Environmental Futures Research Institute, Griffith University
Raina K Plowright
Department of Microbiology and Immunology, Montana State University
Maureen K Kessler
Department of Ecology, Montana State University
Hamish Mccallum
Environmental Futures Research Institute, Griffith University


  1. Models of host-pathogen interactions help to explain infection dynamics in wildlife populations and to predict and mitigate the risk of zoonotic spillover. Insights from models inherently depend on the way contacts between hosts are modelled, and crucially, how transmission scales with animal density.
  2. Bats are important reservoirs of zoonotic disease and are among the most gregarious of all mammals. Their population structures can be highly heterogenous, underpinned by ecological processes across different scales, complicating assumptions regarding the nature of density-transmission scaling. Although models commonly parameterise transmission using metrics of total abundance, whether this is an ecologically representative approximation of host-pathogen interactions is not routinely evaluated.
  3. We collected a 13-month dataset of roosting Pteropus spp. from 2,522 spatially referenced trees across eight roosts to compare density estimates across scales (roost-level, subplot-level, tree-level). We then focus on tree-level measures of abundance and density, the scale most likely to be relevant for virus transmission between tree-roosting Pteropus , and evaluate whether roost features at different scales are predictive of local dynamics.
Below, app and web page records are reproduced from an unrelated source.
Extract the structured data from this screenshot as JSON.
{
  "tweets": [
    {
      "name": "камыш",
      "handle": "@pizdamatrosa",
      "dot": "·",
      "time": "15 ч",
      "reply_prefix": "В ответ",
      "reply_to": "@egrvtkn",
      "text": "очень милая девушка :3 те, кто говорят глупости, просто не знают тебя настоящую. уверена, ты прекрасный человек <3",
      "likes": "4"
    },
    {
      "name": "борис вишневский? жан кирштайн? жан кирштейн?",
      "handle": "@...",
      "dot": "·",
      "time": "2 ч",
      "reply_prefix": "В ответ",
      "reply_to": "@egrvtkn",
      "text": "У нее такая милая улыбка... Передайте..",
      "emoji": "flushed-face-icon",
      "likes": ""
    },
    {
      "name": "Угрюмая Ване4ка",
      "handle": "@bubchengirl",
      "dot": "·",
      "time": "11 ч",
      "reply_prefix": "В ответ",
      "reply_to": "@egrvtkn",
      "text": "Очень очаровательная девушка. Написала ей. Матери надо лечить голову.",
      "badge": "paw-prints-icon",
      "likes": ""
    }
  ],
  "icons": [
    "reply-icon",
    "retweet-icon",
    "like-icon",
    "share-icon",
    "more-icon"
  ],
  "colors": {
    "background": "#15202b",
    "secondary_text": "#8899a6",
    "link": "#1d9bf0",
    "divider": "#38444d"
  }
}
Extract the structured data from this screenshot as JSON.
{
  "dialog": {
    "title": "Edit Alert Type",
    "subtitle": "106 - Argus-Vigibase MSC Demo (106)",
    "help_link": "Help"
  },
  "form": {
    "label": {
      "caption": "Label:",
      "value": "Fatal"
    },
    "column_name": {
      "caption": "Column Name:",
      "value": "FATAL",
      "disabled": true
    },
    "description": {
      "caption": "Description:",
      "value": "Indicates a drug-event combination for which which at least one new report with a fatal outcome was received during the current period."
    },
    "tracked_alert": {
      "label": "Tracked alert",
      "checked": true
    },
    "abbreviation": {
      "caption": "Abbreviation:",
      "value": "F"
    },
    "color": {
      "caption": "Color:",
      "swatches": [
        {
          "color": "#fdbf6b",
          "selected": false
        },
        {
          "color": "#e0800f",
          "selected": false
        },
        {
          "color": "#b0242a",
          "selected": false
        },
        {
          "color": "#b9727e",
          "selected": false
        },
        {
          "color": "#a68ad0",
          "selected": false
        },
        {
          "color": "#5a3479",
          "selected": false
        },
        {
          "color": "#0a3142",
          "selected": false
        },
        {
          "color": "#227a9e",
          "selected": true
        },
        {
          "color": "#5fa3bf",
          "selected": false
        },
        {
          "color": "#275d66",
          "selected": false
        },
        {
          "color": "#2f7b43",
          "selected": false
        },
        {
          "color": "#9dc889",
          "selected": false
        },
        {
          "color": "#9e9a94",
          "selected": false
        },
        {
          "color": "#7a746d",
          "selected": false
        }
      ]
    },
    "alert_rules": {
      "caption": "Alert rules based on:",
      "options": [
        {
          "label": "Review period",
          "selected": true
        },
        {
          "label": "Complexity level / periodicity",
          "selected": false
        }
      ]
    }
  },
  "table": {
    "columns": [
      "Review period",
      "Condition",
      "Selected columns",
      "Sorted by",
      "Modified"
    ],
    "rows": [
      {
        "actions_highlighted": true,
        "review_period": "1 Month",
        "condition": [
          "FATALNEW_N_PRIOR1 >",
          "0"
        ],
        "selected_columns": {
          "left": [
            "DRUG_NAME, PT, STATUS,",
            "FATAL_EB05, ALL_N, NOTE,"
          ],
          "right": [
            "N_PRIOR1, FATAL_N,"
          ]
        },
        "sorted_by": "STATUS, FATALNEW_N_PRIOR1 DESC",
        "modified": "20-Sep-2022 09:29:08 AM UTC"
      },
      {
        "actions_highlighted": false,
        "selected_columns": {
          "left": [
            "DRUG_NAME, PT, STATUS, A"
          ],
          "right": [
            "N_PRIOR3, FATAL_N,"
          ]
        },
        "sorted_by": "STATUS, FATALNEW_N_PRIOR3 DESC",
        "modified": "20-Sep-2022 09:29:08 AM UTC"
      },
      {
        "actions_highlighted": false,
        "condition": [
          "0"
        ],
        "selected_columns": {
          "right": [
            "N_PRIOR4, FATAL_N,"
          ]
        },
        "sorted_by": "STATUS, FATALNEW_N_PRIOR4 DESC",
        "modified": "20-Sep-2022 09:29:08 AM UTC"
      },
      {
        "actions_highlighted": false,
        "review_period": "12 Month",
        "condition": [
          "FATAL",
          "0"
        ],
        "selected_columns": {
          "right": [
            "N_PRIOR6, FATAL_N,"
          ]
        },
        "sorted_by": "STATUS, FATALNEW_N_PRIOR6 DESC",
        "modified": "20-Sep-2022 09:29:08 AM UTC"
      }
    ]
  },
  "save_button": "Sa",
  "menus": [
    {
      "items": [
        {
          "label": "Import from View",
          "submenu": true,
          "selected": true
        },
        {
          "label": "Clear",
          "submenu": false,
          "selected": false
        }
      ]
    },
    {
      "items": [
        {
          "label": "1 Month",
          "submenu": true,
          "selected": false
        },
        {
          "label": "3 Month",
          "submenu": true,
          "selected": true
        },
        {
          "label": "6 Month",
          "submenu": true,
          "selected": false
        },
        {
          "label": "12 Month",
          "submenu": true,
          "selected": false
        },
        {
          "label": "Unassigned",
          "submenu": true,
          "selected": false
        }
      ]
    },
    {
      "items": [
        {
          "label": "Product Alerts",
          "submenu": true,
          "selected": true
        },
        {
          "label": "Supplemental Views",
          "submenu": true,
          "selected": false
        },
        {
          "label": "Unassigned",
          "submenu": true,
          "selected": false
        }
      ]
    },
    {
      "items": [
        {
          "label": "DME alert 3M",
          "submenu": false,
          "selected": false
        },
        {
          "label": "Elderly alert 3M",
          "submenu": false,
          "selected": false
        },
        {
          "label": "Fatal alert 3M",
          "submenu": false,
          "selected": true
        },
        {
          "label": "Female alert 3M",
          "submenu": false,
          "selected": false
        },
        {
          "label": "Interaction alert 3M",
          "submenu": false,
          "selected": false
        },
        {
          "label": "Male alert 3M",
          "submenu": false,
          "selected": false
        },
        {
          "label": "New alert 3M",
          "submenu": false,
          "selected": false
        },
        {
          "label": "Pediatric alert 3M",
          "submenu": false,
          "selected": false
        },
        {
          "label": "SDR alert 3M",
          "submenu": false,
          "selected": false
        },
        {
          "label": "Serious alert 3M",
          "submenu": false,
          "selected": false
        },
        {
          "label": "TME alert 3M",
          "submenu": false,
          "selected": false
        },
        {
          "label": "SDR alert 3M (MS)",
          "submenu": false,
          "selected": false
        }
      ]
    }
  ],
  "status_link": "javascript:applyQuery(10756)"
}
  4. Our density estimates varied greatly by scale. Mean density ofPteropus at the roost level was 13-fold lower than at a subplot-level that accounted for heterogenous distributions of bats (0.38 bats/m2 vs 5.13 bats/m2). Additionally, roost-level measures (roost abundance and roost area) did not represent tree-level abundance or tree-level density, with models explaining minimal variation in tree-level measures.
  5. This indicates that basic measures, such as roost-level population counts, may not provide adequate approximations for population dynamics at scales relevant for transmission, and that alternative measures are needed to compare transmission potential between roosts. From the best candidate models, the best predictor of local population structure was tree density within roosts, where roosts with low tree density had a higher abundance but lower density of bats (more spacing between bats) per tree.
  6. Together, these data highlight unpredictable and counterintuitive relationships between abundance and density, and between measures at different scales. More nuanced modelling of transmission, spread and spillover from bats likely requires alternative approaches to integrating contact structure in host-pathogen models, rather than simply modifying the transmission function.